Obama now calls “boneheaded” his decision to continue to consort with Rezko even after a grand jury investigation into his dealings had begun and he has given about $150,000 of Rezko’s campaign contributions to charity.
But that was not the end of the affair. The senator’s claim to have been completely open about his relationship with Rezko was called into doubt on Monday when the senator belatedly admitted that, before he bought his home, he and Rezko visited the property together.
Rezko is a presidential candidate’s nightmare buddy. He stands accused of demanding fake finder’s fees for payments made to Illinois teachers’ and health workers’ state pension funds. And he is accused of defrauding GE Capital out of $10 million in loans for his fast-food franchises.

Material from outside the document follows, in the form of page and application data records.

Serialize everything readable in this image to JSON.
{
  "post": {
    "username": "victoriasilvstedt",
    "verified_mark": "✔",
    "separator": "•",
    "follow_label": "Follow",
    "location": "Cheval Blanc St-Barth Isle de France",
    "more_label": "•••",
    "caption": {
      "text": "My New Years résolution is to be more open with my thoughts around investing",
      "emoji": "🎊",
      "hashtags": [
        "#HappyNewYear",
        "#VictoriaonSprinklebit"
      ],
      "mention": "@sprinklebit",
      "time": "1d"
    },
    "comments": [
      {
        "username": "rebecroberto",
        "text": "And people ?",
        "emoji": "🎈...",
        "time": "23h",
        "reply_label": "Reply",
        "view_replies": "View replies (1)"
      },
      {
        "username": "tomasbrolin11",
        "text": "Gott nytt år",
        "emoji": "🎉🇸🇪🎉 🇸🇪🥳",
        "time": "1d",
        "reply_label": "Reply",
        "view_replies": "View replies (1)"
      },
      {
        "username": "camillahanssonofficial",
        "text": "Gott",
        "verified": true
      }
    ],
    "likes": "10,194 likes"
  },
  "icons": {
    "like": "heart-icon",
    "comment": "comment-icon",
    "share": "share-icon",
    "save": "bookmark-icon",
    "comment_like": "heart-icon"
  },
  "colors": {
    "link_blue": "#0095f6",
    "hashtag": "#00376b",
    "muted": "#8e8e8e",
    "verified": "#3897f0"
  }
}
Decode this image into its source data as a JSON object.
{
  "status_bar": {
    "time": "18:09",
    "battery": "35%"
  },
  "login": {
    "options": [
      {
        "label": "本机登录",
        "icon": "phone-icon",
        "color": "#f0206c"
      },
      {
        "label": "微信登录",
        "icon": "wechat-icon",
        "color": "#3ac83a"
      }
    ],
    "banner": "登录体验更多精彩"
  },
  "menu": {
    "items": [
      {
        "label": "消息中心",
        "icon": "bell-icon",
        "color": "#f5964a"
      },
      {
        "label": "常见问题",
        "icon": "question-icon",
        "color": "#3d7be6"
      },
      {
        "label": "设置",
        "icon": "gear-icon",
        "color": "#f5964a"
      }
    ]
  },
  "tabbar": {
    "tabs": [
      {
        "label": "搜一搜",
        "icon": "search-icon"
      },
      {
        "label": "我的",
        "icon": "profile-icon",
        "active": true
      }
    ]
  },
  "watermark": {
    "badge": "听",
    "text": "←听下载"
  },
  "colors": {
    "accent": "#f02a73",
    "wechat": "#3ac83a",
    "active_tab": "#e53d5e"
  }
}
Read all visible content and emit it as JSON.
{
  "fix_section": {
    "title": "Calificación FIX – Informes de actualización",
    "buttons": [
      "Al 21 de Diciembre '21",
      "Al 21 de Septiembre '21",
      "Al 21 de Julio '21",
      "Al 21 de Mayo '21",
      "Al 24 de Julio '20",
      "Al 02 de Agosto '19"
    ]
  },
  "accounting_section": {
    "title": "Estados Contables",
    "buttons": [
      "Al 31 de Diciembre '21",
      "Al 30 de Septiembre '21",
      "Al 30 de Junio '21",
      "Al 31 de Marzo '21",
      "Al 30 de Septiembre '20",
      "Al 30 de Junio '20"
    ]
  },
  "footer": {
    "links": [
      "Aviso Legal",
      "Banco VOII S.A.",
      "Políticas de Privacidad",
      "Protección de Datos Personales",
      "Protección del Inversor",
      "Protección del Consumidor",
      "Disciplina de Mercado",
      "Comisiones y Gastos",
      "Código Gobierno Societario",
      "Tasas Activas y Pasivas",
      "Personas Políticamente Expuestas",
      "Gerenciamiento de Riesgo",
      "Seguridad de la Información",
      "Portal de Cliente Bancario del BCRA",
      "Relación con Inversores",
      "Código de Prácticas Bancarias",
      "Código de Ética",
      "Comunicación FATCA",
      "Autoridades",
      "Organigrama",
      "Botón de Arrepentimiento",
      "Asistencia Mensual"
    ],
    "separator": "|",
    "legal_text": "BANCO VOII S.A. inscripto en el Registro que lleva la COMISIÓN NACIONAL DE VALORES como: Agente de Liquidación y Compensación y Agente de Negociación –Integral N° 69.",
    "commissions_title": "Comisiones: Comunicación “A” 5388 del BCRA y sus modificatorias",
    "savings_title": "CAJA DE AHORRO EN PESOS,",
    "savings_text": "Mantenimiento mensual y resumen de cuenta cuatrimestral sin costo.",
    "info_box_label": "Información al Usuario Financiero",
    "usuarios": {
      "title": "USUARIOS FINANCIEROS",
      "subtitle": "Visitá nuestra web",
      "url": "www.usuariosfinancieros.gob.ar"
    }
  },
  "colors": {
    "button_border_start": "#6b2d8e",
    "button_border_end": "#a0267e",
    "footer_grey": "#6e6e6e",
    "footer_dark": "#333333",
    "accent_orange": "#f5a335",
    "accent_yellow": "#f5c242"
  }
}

According to court documents, Rezko is also accused of prompting “at least one other individual” to give money to Obama’s senatorial campaign, then reimbursing him, in violation of federal election law.
Prosecutors have submitted to the court a 26-page list of those Rezko wanted appointed to posts in Illinois Governor Blagojevich’s administration. The list contains those whom Obama recommended for state jobs. On Thursday it was reported that among those Rezko proposed for a job was the real estate agent who conducted the sale of Sen. Obama’s home.
The links between Obama and Rezko that will be on show in the forthcoming trial may expose a chink in Obama’s shining armor. Hard evidence of his at best naivety in the face of political corruption may not come quickly enough to help Hillary Clinton, who must win in Texas and Ohio on March 4 if she is to escape defeat. Most of the coming week in court will be taken up with jury selection.
In one of the early debates Clinton berated Obama for his links to Rezko, whom she called a “slum landlord.” The remark was dismissed by the Obama camp and Clinton has not returned to the attack. She will be sorely tempted to revive the issue this week.
If the Rezko trial comes too late to alert Democratic voters to the murkier side of Obama’s time in Chicago politics, John McCain can be sure to exploit the court-attested fact that the Illinois Senator is not as free from the influence of sleaze as he likes to suggest.